While there are a plethora of in vivo fiber-optic spectroscopic techniques that have demonstrated the ability to detect a number of diseases in research trials with highly trained personnel familiar with the operation of experimental optical technologies, very few techniques show the same level of success in large multicenter trials. To meet the stringent requirements for a viable optical spectroscopy system to be used in a clinical setting, we developed components including an automated calibration tool, optical contact sensor for signal acquisition, and a methodology for real-time in vivo probe calibration correction. The end result is a state-of-the-art medical device that can be realistically used by a physician with spectroscopic fiber-optic probes. We show how the features of this system allow it to have excellent stability measuring two scattering phantoms in a clinical setting by clinical staff with ∼0.5 % standard deviation over 25 unique measurements on different days. In addition, we show the systems' ability to overcome many technical obstacles that spectroscopy applications often face such as speckle noise and user variability.
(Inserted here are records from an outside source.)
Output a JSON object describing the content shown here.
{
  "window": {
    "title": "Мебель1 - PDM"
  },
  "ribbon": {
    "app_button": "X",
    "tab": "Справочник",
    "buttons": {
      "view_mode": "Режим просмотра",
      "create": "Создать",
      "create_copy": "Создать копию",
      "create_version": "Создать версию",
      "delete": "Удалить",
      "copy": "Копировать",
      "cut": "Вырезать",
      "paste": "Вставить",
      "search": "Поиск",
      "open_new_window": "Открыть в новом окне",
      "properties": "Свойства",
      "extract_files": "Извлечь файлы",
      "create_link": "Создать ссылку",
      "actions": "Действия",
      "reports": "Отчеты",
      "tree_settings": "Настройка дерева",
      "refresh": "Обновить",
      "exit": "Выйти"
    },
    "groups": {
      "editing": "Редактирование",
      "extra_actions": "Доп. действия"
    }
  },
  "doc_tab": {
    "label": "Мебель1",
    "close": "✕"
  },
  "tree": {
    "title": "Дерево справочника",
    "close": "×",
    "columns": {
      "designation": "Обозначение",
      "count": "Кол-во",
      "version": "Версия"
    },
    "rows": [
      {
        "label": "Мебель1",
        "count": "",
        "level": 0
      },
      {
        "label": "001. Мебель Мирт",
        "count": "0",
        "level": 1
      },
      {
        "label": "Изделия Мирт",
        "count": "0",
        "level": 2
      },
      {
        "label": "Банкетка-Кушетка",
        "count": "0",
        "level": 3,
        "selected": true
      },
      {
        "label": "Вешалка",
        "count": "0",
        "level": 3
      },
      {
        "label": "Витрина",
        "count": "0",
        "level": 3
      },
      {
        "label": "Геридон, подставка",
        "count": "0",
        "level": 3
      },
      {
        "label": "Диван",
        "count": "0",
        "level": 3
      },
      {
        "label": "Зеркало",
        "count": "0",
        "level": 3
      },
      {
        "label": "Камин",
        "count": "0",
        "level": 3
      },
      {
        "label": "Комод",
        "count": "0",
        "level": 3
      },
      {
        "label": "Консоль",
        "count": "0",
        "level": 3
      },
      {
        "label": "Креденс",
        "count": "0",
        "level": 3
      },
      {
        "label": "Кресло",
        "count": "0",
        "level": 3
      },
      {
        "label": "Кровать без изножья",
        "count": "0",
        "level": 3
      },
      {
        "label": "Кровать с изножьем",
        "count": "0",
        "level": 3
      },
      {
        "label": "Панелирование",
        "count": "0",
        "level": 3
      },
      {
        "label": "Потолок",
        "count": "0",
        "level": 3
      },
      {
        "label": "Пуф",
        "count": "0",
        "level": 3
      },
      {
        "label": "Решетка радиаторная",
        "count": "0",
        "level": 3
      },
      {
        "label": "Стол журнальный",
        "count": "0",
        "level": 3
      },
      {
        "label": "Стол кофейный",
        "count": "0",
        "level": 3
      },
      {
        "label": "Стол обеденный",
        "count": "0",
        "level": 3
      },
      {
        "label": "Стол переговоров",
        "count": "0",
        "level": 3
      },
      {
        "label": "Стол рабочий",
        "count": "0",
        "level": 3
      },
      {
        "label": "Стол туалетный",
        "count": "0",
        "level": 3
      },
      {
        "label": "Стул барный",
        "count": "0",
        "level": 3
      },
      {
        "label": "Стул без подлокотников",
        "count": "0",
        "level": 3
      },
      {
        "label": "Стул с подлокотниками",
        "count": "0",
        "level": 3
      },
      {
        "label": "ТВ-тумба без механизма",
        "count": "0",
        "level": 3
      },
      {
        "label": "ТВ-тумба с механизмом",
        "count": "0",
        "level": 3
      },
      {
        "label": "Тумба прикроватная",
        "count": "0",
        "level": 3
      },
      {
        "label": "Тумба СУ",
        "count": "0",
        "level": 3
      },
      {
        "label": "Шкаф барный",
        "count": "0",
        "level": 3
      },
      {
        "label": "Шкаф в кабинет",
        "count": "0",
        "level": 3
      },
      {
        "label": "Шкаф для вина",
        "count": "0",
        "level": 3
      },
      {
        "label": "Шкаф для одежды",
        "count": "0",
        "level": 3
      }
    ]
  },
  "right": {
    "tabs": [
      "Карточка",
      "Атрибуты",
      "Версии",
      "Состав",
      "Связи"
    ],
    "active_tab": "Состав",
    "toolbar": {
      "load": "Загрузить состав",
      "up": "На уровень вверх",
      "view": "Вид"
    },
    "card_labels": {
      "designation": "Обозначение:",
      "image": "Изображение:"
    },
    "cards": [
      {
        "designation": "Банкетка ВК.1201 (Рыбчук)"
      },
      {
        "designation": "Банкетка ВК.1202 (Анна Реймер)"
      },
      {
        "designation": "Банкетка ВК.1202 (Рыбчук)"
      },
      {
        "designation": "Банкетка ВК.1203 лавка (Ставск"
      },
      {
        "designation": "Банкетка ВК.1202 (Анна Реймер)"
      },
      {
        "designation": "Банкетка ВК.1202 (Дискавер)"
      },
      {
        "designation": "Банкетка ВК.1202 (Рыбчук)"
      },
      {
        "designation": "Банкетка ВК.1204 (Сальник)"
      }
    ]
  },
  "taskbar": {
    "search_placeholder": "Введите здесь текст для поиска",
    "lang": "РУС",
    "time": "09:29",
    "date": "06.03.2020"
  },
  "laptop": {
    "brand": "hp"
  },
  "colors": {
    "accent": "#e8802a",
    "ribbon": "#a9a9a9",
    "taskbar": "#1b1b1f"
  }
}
While this system has been designed and optimized for our specific application, the system and design concepts are applicable to most in vivo fiber-optic-based spectroscopic techniques.
- automated systems
- medical optics
- tissue optics
ASJC Scopus subject areas
- Electronic, Optical and Magnetic Materials
- Atomic and Molecular Physics, and Optics
- Biomedical Engineering